The Domestic Architecture of Jordan-Palestine in the Early Islamic Period: An Archaeological Approach

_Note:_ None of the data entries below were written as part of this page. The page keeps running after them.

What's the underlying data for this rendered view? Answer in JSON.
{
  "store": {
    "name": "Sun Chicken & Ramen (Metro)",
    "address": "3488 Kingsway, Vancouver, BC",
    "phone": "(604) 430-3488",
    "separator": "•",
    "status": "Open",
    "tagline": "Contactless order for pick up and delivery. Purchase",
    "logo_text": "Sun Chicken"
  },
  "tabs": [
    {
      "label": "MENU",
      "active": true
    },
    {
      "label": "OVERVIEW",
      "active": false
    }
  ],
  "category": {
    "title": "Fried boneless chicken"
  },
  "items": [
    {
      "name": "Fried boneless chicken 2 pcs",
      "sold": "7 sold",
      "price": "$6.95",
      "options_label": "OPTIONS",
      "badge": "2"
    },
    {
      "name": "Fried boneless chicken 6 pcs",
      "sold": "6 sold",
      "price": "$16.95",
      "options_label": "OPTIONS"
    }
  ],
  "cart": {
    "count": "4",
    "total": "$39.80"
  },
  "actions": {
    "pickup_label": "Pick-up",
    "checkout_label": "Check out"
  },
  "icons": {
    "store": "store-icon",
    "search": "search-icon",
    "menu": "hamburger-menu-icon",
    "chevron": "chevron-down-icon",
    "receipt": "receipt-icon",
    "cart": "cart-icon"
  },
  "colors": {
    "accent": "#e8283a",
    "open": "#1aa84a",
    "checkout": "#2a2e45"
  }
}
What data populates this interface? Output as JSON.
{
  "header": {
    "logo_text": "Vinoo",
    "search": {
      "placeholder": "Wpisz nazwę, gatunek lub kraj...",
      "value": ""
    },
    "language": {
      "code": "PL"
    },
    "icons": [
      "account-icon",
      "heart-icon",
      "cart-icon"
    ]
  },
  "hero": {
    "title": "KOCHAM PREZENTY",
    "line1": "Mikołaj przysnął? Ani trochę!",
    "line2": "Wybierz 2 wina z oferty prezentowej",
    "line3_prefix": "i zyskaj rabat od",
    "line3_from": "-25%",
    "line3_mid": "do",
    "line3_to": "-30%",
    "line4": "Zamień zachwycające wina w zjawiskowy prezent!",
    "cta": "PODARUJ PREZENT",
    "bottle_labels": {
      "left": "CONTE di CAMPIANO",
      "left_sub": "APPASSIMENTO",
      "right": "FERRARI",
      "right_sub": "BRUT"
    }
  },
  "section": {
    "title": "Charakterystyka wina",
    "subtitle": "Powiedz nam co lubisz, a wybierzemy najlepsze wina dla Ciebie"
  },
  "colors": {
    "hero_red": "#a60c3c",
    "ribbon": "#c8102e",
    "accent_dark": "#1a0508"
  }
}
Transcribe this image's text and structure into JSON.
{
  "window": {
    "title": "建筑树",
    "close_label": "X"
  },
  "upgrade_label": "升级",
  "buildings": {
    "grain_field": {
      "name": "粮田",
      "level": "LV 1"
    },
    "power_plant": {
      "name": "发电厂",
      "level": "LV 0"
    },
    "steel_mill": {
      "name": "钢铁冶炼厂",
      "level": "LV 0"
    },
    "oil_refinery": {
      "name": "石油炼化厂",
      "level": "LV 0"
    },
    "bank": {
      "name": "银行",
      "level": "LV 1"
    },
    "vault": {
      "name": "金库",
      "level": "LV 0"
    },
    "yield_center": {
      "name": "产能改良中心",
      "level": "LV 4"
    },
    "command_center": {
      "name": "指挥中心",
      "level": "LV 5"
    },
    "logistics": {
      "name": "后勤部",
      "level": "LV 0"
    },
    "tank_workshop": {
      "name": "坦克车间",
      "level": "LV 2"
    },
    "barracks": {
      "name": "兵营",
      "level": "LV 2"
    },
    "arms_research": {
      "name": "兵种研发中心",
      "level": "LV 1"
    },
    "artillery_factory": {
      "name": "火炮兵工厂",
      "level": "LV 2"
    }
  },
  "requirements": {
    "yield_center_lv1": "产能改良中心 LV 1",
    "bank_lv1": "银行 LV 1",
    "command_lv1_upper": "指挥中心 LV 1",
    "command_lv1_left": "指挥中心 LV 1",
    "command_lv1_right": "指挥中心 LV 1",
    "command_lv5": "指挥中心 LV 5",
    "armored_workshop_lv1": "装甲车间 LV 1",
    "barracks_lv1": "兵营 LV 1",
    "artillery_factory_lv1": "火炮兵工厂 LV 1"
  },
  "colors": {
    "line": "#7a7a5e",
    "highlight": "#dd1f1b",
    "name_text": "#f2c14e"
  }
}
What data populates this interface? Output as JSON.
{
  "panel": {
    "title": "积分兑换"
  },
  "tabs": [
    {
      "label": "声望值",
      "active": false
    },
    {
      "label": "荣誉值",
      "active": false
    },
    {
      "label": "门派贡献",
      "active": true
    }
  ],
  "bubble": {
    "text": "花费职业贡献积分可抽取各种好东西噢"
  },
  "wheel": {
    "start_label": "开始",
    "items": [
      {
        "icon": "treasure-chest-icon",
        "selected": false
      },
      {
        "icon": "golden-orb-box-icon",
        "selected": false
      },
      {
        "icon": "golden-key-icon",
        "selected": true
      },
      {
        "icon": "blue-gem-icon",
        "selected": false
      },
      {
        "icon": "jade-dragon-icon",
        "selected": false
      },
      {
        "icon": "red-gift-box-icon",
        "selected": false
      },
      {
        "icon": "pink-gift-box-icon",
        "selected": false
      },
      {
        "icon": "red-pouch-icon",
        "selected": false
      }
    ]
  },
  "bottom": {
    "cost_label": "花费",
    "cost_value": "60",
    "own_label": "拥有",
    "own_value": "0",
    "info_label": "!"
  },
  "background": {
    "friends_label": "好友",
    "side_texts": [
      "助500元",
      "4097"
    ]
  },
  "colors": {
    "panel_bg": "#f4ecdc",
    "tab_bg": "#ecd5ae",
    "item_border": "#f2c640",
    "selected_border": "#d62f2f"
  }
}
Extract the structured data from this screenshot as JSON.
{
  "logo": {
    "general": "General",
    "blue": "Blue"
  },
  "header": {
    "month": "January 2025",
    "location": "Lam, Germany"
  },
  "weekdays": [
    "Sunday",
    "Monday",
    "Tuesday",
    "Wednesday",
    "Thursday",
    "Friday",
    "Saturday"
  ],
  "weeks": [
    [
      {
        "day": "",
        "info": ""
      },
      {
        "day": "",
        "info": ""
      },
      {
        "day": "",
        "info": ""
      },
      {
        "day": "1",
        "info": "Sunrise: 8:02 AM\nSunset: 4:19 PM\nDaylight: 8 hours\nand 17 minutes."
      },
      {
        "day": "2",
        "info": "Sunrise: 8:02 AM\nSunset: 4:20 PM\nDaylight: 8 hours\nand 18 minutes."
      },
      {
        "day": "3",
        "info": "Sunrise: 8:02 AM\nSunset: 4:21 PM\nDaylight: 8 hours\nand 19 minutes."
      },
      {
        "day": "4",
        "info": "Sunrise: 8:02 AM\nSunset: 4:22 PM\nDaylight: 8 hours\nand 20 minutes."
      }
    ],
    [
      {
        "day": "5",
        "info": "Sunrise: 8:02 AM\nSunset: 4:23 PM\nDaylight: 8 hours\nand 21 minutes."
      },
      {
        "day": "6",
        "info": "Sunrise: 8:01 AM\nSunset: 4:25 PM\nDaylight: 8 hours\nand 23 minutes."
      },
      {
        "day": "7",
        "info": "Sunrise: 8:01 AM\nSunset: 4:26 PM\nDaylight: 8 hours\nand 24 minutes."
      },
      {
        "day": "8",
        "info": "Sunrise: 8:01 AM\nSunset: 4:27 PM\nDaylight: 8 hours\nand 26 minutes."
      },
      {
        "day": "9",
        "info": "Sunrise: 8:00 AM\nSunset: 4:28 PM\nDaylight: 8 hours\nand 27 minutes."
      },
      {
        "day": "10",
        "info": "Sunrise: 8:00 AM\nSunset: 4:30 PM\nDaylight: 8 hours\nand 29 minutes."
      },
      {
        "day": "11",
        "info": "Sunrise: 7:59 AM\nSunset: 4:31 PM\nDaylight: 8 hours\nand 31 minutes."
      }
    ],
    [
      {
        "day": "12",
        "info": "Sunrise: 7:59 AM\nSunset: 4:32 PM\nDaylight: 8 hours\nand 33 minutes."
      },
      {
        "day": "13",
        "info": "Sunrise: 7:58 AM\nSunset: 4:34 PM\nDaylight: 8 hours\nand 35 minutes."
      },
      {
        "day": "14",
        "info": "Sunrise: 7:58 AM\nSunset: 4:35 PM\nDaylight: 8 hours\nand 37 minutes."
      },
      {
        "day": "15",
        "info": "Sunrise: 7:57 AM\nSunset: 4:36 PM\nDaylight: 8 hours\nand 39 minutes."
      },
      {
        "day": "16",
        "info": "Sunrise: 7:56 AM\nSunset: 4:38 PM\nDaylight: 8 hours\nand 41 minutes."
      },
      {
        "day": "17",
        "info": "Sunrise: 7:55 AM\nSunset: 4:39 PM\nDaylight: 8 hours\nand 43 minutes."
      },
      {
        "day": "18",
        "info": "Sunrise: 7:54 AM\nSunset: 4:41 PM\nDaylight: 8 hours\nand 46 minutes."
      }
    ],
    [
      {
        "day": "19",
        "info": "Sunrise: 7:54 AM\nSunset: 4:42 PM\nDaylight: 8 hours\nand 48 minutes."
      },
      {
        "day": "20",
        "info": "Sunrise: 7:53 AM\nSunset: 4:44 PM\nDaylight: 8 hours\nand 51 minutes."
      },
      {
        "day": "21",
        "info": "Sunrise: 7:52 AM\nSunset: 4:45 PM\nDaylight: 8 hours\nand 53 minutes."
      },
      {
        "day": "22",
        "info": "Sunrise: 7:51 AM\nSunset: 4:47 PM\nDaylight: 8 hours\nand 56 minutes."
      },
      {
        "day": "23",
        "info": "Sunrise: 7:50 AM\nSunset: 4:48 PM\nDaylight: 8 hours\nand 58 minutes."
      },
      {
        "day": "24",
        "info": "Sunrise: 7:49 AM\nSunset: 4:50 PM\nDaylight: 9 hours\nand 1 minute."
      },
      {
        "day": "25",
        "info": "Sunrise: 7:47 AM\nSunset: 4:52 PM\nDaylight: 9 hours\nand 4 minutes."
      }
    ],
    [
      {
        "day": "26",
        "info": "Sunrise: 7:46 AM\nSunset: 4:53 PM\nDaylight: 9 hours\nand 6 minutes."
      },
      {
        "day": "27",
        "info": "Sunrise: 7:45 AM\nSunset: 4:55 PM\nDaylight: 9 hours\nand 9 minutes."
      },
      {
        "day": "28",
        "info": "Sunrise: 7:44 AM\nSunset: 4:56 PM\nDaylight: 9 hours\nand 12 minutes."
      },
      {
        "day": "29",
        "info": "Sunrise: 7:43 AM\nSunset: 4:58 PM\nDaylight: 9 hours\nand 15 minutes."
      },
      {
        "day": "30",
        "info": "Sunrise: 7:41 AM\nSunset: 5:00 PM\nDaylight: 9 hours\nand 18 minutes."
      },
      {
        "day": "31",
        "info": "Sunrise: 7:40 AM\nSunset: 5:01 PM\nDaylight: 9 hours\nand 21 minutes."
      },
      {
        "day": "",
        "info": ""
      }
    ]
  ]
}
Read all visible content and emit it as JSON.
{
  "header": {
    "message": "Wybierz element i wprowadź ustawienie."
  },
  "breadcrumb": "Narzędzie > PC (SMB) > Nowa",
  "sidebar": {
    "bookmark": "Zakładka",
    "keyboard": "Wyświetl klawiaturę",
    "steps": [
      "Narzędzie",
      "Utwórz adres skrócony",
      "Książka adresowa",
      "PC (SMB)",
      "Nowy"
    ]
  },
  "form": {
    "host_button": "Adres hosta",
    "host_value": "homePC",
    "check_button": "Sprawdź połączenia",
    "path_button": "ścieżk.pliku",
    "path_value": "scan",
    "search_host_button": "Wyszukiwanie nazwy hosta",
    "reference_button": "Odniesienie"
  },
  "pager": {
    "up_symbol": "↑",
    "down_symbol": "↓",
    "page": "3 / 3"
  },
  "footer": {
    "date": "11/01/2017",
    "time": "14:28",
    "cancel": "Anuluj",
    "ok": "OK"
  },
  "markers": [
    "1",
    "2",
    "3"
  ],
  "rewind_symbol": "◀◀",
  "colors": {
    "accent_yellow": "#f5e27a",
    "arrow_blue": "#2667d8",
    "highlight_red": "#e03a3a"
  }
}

With the explosion of new material emerging from a branch of archaeology that focuses specifically on Islamic periods and Islamic lands since the 1980s, it is most pertinent to consider its origin, its development, and its potential in reconstructing and interpreting past ways of life. Islam has been a literate culture since its inception; thus, academic inquiry has focused on written texts. While documentary evidence provides a wealth of information on many aspects of life, material derived from archaeology can supplement and contextualize the written record. The material record can serve as an independent arbitrator, separate from historical sources, which were often written with an agenda. While the interpretation of the material evidence may be disputed, the data cannot be denied, as it offers a first-hand record of what had existed. The archaeology of Islam, according to Northedge, should be understood not as the archaeology of a religion, but rather of a diffuse culture comprising many different geographical regions. The introduction of Islam, with its variable characteristics, and its contact with an antecedent culture resulted in changes in identity. Islamic archaeology, or the archaeology in the dÄ r al-Islam, is enormously appealing because it is concerned with the recent past of a region's present culture, and thus, touches on practical problems and susceptibilities that are not at issue in more ancient archaeology. Islam is still a living, vibrant religious and cultural entity in the region. This MA thesis proposes to examine the archaeological material to reconstruct and interpret houses and domestic architecture in the geographical region of Jordan-Palestine during the early Islamic period, primarily the Umayyad period. The term Jordan-Palestine is used to describe the modern states of Jordan, Israel, and the Palestinian territories. The early Islamic period represents the transition from late Byzantine culture through the formative period of Islamic culture. Archaeological discoveries at southwest Asian sites during the past century, particularly the last thirty years, have made this a viable topic.
The American University in Cairo -School of Humanities and Social Sciences